Another card that goes well with Opt! You won’t always be able to set up one mana spell into Stormwing Entity on turn four though. This is a blue prowess card, but I don’t know that it is good enough even in that deck. You have to jump through hoops but even as a turn four play Stormwing Entity doesn’t stand out compared to other options.
Stormwing Entity is quite a solid t3 play in the older formats with any decent cantrips, and it dodges Fatal Push completely in those, while threatening to hit for often as much as 5, while improving your draws.
Wow does Sublime Epiphany have a lot going on! The card ranges from a huge blowout to unimpressive.
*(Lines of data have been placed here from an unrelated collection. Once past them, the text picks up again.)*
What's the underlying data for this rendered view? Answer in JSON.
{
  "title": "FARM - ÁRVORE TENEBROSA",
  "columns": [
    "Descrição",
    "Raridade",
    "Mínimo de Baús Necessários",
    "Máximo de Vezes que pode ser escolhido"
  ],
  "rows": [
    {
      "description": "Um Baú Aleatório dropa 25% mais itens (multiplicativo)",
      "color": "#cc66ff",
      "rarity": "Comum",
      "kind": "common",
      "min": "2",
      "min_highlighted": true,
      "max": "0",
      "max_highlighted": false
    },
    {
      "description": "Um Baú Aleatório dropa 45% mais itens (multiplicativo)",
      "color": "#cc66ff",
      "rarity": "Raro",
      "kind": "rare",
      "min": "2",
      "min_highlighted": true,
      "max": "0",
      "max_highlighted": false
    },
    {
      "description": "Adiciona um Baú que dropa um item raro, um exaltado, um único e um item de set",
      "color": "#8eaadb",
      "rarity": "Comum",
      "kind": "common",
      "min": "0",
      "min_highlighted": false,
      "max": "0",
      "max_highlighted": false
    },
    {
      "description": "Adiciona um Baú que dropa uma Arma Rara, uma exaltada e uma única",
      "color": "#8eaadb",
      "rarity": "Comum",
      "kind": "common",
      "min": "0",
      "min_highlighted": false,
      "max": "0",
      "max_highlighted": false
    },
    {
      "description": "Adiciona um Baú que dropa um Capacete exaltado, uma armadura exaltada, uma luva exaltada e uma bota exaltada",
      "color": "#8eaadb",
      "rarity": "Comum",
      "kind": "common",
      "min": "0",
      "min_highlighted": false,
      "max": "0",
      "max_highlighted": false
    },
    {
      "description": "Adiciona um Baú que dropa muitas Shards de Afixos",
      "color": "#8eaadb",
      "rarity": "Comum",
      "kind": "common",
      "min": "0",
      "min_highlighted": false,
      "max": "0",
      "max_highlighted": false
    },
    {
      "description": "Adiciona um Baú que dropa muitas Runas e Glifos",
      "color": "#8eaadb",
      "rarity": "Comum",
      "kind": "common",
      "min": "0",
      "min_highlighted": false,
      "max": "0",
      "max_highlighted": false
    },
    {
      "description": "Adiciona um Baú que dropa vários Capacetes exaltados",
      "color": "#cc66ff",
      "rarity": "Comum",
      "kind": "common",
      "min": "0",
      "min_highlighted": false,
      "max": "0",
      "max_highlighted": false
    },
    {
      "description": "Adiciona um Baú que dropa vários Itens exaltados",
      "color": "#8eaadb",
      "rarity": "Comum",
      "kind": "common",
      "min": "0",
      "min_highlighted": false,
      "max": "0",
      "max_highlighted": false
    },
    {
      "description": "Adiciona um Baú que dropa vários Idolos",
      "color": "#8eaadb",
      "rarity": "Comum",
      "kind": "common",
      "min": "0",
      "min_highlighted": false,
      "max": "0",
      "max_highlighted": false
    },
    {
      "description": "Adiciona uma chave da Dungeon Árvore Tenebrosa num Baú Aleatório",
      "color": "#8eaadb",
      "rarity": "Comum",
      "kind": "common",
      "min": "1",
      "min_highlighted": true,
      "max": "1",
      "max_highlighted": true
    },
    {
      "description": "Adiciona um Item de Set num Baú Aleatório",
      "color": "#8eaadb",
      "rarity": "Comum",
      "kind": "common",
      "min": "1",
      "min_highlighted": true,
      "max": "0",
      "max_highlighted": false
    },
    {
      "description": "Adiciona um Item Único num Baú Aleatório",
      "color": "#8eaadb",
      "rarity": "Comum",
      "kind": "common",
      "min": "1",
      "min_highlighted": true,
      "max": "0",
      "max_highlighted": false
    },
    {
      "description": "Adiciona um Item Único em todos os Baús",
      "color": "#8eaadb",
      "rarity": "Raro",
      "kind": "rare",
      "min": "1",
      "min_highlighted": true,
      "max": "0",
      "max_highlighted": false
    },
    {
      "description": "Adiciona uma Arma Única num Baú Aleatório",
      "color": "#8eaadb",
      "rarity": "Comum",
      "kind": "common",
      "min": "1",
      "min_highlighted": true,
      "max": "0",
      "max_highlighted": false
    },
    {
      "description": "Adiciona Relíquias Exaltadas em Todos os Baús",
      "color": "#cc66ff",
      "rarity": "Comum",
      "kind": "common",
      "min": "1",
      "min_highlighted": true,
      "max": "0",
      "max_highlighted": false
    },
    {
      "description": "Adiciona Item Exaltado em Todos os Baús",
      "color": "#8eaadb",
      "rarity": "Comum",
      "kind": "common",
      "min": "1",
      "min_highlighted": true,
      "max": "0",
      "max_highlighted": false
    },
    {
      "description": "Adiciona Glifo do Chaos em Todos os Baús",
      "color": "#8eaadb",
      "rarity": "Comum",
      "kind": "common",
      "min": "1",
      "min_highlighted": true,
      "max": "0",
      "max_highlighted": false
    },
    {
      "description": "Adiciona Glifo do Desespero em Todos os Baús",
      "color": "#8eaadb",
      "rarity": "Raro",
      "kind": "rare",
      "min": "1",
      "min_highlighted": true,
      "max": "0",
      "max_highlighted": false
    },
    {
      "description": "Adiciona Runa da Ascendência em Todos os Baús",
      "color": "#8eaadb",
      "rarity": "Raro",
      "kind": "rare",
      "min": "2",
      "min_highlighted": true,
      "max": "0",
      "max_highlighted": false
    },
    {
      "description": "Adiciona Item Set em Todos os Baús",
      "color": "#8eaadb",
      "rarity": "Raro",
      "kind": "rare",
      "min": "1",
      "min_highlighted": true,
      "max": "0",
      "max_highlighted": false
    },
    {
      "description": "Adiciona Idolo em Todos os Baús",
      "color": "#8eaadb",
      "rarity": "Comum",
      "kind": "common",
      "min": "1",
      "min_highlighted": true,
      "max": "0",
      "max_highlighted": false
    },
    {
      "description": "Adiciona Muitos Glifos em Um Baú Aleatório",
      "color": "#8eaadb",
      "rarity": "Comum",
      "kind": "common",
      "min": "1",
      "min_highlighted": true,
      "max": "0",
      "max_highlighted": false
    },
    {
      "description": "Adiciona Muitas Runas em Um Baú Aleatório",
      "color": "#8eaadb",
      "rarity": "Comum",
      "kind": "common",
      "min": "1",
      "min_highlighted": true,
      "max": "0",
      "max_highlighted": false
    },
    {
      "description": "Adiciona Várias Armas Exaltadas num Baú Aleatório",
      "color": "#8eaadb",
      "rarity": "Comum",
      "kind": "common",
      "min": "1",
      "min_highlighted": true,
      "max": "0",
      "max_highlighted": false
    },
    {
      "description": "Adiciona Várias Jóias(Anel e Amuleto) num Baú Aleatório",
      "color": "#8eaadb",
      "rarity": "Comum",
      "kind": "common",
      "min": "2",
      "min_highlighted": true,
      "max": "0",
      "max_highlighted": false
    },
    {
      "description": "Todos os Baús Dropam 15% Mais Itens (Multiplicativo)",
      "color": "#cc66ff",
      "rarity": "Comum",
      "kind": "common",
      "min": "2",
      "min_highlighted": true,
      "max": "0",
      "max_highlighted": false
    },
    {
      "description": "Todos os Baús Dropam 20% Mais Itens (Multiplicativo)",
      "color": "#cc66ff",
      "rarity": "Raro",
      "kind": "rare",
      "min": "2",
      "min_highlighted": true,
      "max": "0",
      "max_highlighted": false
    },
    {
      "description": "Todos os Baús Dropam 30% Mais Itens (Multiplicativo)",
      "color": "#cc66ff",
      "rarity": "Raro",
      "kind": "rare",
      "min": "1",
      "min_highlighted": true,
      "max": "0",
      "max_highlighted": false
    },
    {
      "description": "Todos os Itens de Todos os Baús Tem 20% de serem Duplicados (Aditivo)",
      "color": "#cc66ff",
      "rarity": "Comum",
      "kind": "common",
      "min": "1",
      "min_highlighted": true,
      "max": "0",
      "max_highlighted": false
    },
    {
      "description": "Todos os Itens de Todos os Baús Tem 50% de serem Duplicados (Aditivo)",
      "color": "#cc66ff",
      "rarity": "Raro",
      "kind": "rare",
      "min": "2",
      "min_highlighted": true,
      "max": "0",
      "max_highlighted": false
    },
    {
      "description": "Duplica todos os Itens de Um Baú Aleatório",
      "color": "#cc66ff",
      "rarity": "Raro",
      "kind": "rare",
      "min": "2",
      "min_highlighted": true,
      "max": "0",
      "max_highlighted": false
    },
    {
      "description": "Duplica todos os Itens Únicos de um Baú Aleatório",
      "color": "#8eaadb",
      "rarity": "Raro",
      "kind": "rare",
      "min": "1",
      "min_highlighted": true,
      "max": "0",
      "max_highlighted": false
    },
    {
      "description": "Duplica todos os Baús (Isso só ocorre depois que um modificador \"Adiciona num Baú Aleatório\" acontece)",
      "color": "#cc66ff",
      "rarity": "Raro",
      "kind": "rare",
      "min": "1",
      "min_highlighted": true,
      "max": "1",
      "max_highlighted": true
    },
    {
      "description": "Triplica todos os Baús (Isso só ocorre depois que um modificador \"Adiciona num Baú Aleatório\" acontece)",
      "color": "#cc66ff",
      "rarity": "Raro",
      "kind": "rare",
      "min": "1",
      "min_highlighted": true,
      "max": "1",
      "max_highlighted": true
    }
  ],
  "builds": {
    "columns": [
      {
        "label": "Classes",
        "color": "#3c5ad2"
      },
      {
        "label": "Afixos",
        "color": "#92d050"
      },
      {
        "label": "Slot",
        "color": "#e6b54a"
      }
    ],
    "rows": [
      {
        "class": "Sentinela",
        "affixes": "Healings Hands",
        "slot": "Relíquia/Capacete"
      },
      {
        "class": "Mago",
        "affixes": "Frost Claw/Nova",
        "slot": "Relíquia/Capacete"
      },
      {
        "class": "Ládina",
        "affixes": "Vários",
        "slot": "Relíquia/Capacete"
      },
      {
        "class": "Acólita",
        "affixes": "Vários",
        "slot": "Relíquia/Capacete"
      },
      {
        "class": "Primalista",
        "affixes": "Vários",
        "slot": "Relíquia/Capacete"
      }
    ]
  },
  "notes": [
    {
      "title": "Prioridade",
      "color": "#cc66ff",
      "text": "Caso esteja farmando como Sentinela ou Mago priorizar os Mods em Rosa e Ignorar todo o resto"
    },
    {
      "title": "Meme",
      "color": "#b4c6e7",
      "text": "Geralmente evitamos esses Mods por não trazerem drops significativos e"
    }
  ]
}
We definitely want to play it in a deck with creatures worth copying, to reliably make use of that mode. Optimally, we also want to set this up to counter something, though at six mana the opponent might be able to get a sense of what you’re trying to do. We get enough bang for our buck, for a six mana play, that I think a deck like Temur Elemental or Simic Ramp could play a couple Sublime Epiphany at the top of the curve. I’m confident this card will see play, even though we have never seen anything like it before. Mystical Dispute is a problem for this card, but it has some powerful enough applications to still see play, e.g. in countering both Ulamog and its trigger in Historic.
Teferi, Master of Time
Wow, this is one of the most exciting cards I have ever seen! Being able to activate your planeswalker ability on both players turn is going to mean a lot of looting. Phasing out a creature also allows for some sort of removal type effect as needed. I see this as a great way to go through your deck very quickly, and fight the exact cards you want, as the looting part of Teferi, Master of Time will be the most used part of the card. Honestly getting to ten loyalty isn’t that crazy when you can activate your uptick on both players’ turns. If you like looting through your deck, this is the card to be playing, and it’s got the power level to prove it – this is the type of planeswalker that any deck playing blue should be considering.
Teferi’s Ageless Insight
Is there such a thing as drawing too many cards? This card allows you to kind of go crazy with card advantage potentially. Casting an Opt to draw two instead of one, and so on. It is a build-around though, that needs a ton of cards that draw a card, but you do also want to be able to interact with the board. It’s unlikely that a deck with this card breaks through, since if you do build around it, it’s still a four mana enchantment that doesn’t make any immediate impact. I would rather be playing Teferi, Master of Time than this, but the two cards do work well together if you are lucky enough to get both in play at the same time.
This one likely ends up being more of a casual card, but if you want another tool for a mill deck, then this works for that. People will play it, but that doesn’t say anything about how good it is.
We have seen Unsubstantiate in Modern as a Gifts Ungiven option for Storm decks, and it has some other niche uses. You can use it as a Remand or bounce spell, but it does neither one particularly well. With multiple other good options for bounce effects currently in blue, I will be surprised if we see much out of it.
Thanks for reading,